It seems that Samsung hasn’t yet completely settled on a new cadence for its bi-annual flagship launches. Either that or it has decided to simply buck the trend and just push the release date earlier and earlier each year. According to industry sources and some math, Samsung might announce the Galaxy
There was a time when you could easily predict phone makers’ movements, where they followed a certain rhythm every year. You could expect Samsung to announce its first flagship around March, launching in April, and its second champion at IFA that year. Predictability had its benefits but it also made the competition fiercer.
Then in 2016, Samsung decided to mix things up and held a February debut for the Galaxy S6, which eventually started shipping in February. It moved completely motivated by sales. Samsung’s numbers were slipping and, by launching early, it could squeeze in the profits in the first quarter of the year and make it look all good.

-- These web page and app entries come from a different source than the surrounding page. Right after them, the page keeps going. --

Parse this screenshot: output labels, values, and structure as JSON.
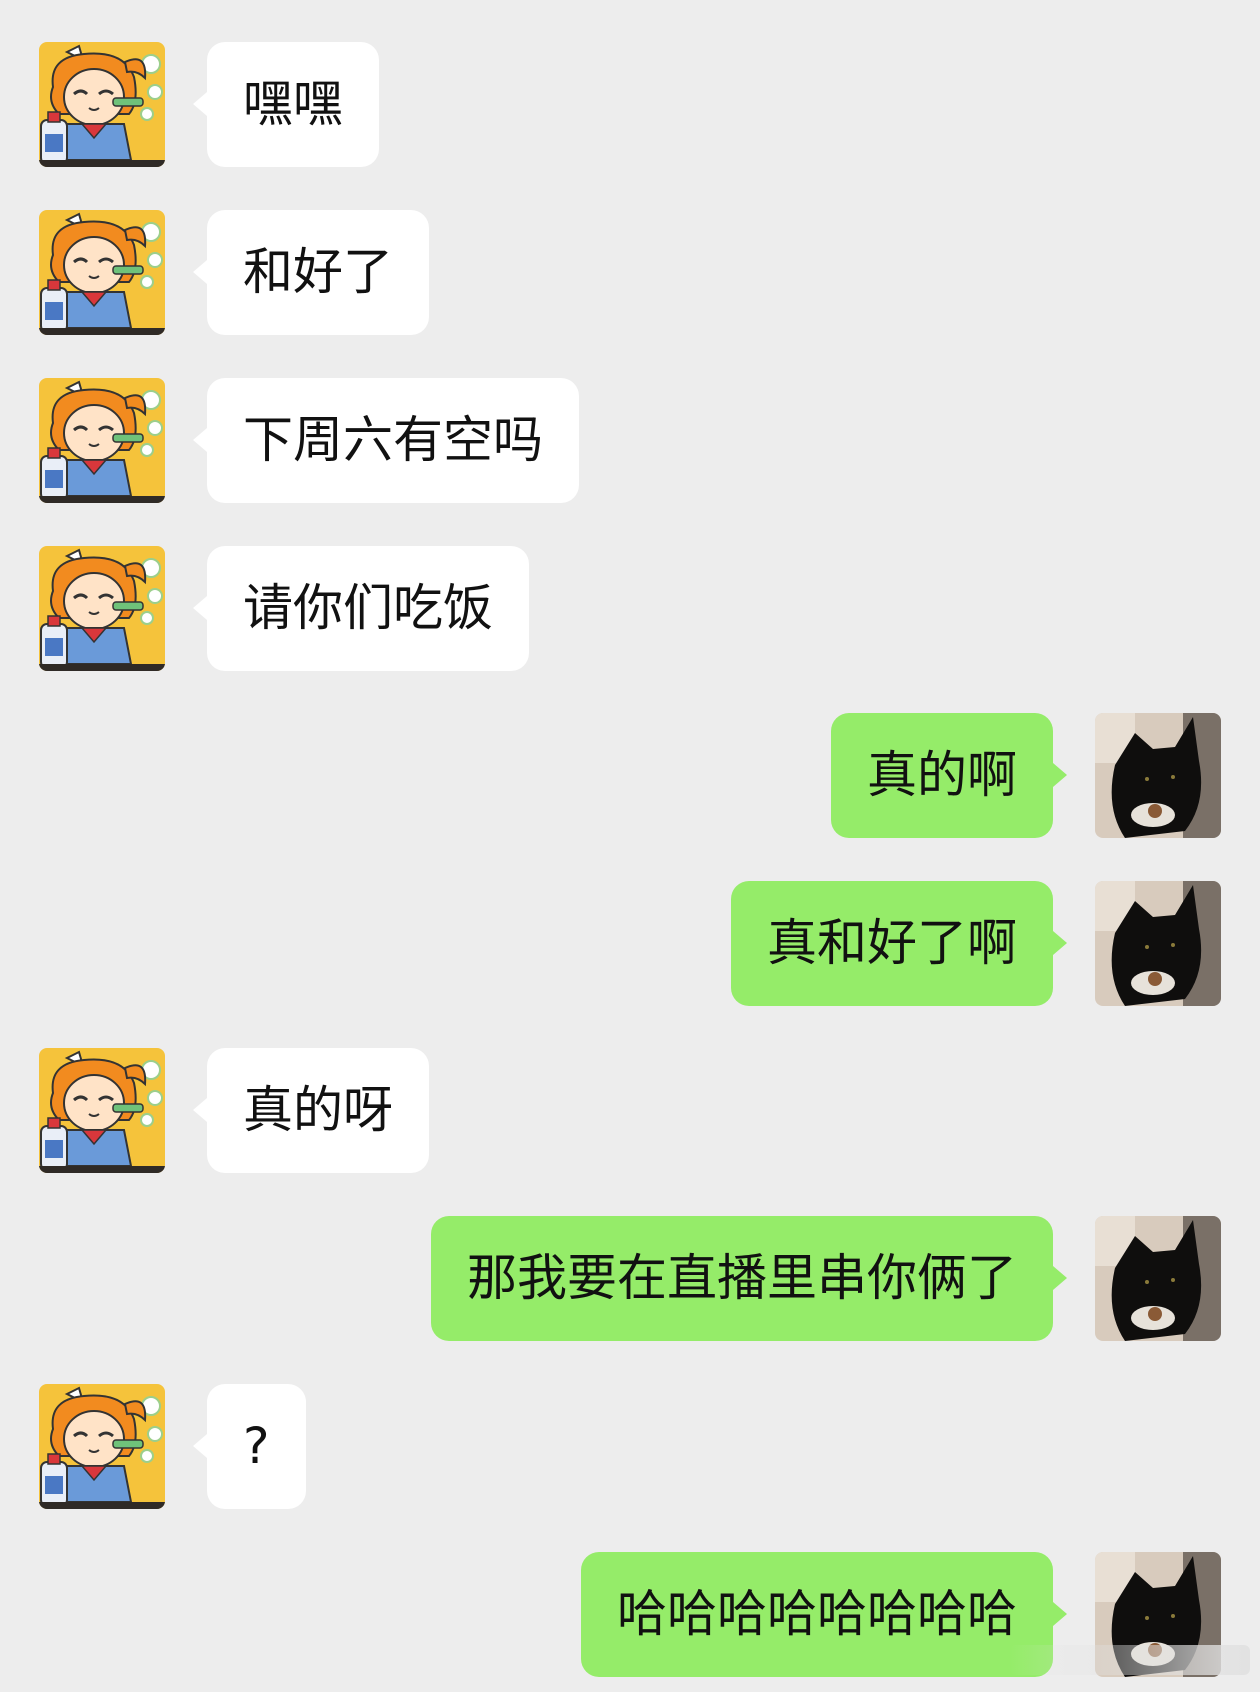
{
  "chat": {
    "bubble_colors": {
      "incoming": "#ffffff",
      "outgoing": "#95ec69",
      "background": "#ededed"
    },
    "messages": [
      {
        "sender": "other",
        "text": "嘿嘿"
      },
      {
        "sender": "other",
        "text": "和好了"
      },
      {
        "sender": "other",
        "text": "下周六有空吗"
      },
      {
        "sender": "other",
        "text": "请你们吃饭"
      },
      {
        "sender": "self",
        "text": "真的啊"
      },
      {
        "sender": "self",
        "text": "真和好了啊"
      },
      {
        "sender": "other",
        "text": "真的呀"
      },
      {
        "sender": "self",
        "text": "那我要在直播里串你俩了"
      },
      {
        "sender": "other",
        "text": "?"
      },
      {
        "sender": "self",
        "text": "哈哈哈哈哈哈哈哈"
      }
    ]
  },
  "avatars": {
    "other": "cartoon-girl-avatar",
    "self": "black-cat-avatar"
  }
}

That early bird strategy worked. At least until it tried to do the same with the Galaxy Note 7. Due to technical problems brought about by haste, the late 2017 flagship became the Late Galaxy Note 7 as well. OK, it’s the Galaxy Note FE now, but it hit Samsung so hard that it played it somewhat safe with the Galaxy S8’s March announcement. That gave it enough confidence to also hold the Galaxy Note 8’s announcement two weeks in advance of IFA.
Now it seems that the Galaxy S9 might be announced in January, probably even before MWC 2018 kicks off. And where did Korean media get that idea? From the similarly unverified tip that Samsung’s new OLEDs will ship in November. Given how smartphone production works, it usually takes 2-3 months from display shipment to smartphone announcement, though that’s never really a hard rule.
There might be a reason why Samsung suddenly changed the schedule of its OLED display shipments, a reason that might have nothing to do with the Galaxy S9 directly. Samsung is believed to be supplying Apple with OLED screens for the iPhone 8, and that could pretty much mean that it will need to produce more panels than ever before. It is already running its plants at full capacity, reportedly, so starting the run early could be its way of coping.